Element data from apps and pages
* * * * *

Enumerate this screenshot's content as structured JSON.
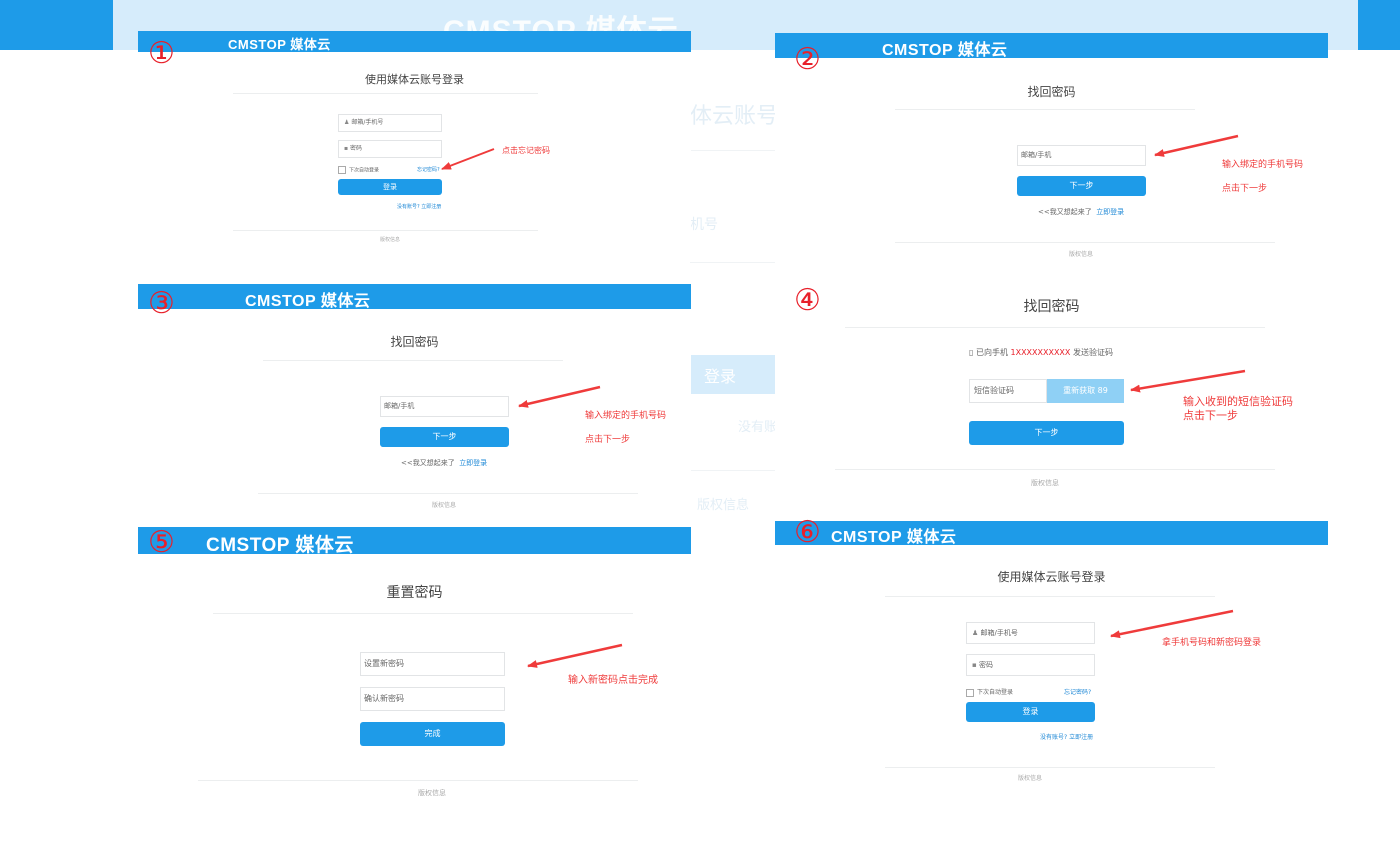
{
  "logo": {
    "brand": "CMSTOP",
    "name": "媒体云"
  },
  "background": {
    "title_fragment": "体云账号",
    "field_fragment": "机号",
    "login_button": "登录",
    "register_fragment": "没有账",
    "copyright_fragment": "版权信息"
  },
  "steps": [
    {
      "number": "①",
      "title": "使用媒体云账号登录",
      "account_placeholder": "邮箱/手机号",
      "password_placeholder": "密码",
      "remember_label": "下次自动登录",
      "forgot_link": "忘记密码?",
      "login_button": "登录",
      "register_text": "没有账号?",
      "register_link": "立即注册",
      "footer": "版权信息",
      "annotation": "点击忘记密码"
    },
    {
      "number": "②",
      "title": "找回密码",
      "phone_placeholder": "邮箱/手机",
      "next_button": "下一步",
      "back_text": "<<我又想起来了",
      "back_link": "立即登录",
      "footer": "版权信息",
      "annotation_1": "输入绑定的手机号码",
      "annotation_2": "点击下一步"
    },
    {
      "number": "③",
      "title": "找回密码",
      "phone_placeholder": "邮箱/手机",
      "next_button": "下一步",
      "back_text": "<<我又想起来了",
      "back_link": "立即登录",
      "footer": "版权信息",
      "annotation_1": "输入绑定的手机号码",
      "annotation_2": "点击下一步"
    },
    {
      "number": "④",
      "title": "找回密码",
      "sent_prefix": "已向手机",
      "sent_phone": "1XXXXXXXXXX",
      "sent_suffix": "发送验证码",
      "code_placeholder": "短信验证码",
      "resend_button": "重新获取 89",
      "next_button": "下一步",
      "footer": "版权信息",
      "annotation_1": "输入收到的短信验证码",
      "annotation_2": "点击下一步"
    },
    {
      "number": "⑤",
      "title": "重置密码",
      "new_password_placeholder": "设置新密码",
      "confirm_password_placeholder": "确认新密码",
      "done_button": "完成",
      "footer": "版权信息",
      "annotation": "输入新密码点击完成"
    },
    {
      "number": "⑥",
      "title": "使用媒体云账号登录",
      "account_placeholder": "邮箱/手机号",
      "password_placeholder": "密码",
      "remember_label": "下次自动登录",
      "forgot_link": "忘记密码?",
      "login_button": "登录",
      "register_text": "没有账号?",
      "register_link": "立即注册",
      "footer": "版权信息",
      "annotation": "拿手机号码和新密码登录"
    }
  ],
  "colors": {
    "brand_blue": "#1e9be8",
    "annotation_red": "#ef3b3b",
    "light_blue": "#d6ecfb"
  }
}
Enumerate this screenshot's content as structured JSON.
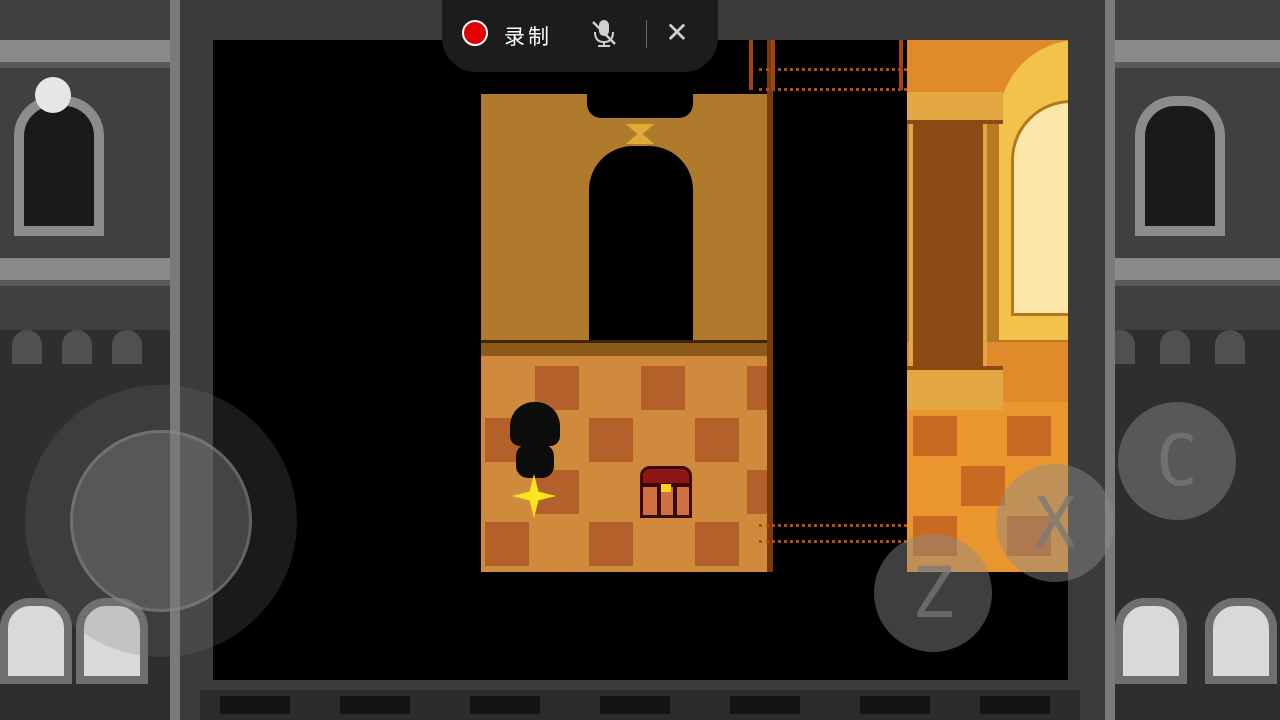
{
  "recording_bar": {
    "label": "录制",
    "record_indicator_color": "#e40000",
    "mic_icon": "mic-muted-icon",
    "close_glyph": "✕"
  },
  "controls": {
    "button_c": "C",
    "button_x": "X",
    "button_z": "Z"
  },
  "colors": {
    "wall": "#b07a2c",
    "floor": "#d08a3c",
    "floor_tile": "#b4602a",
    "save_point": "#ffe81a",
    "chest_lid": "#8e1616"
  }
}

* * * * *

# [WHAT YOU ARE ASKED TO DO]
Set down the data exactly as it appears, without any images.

# [WRITTEN ANSWER]
Enumerate this screenshot's content as structured JSON.
{
  "logo": {
    "brand": "CMSTOP",
    "name": "媒体云"
  },
  "background": {
    "title_fragment": "体云账号",
    "field_fragment": "机号",
    "login_button": "登录",
    "register_fragment": "没有账",
    "copyright_fragment": "版权信息"
  },
  "steps": [
    {
      "number": "①",
      "title": "使用媒体云账号登录",
      "account_placeholder": "邮箱/手机号",
      "password_placeholder": "密码",
      "remember_label": "下次自动登录",
      "forgot_link": "忘记密码?",
      "login_button": "登录",
      "register_text": "没有账号?",
      "register_link": "立即注册",
      "footer": "版权信息",
      "annotation": "点击忘记密码"
    },
    {
      "number": "②",
      "title": "找回密码",
      "phone_placeholder": "邮箱/手机",
      "next_button": "下一步",
      "back_text": "<<我又想起来了",
      "back_link": "立即登录",
      "footer": "版权信息",
      "annotation_1": "输入绑定的手机号码",
      "annotation_2": "点击下一步"
    },
    {
      "number": "③",
      "title": "找回密码",
      "phone_placeholder": "邮箱/手机",
      "next_button": "下一步",
      "back_text": "<<我又想起来了",
      "back_link": "立即登录",
      "footer": "版权信息",
      "annotation_1": "输入绑定的手机号码",
      "annotation_2": "点击下一步"
    },
    {
      "number": "④",
      "title": "找回密码",
      "sent_prefix": "已向手机",
      "sent_phone": "1XXXXXXXXXX",
      "sent_suffix": "发送验证码",
      "code_placeholder": "短信验证码",
      "resend_button": "重新获取 89",
      "next_button": "下一步",
      "footer": "版权信息",
      "annotation_1": "输入收到的短信验证码",
      "annotation_2": "点击下一步"
    },
    {
      "number": "⑤",
      "title": "重置密码",
      "new_password_placeholder": "设置新密码",
      "confirm_password_placeholder": "确认新密码",
      "done_button": "完成",
      "footer": "版权信息",
      "annotation": "输入新密码点击完成"
    },
    {
      "number": "⑥",
      "title": "使用媒体云账号登录",
      "account_placeholder": "邮箱/手机号",
      "password_placeholder": "密码",
      "remember_label": "下次自动登录",
      "forgot_link": "忘记密码?",
      "login_button": "登录",
      "register_text": "没有账号?",
      "register_link": "立即注册",
      "footer": "版权信息",
      "annotation": "拿手机号码和新密码登录"
    }
  ],
  "colors": {
    "brand_blue": "#1e9be8",
    "annotation_red": "#ef3b3b",
    "light_blue": "#d6ecfb"
  }
}
Enumerate this screenshot's content as structured JSON.
{
  "recording_bar": {
    "label": "录制",
    "record_indicator_color": "#e40000",
    "mic_icon": "mic-muted-icon",
    "close_glyph": "✕"
  },
  "controls": {
    "button_c": "C",
    "button_x": "X",
    "button_z": "Z"
  },
  "colors": {
    "wall": "#b07a2c",
    "floor": "#d08a3c",
    "floor_tile": "#b4602a",
    "save_point": "#ffe81a",
    "chest_lid": "#8e1616"
  }
}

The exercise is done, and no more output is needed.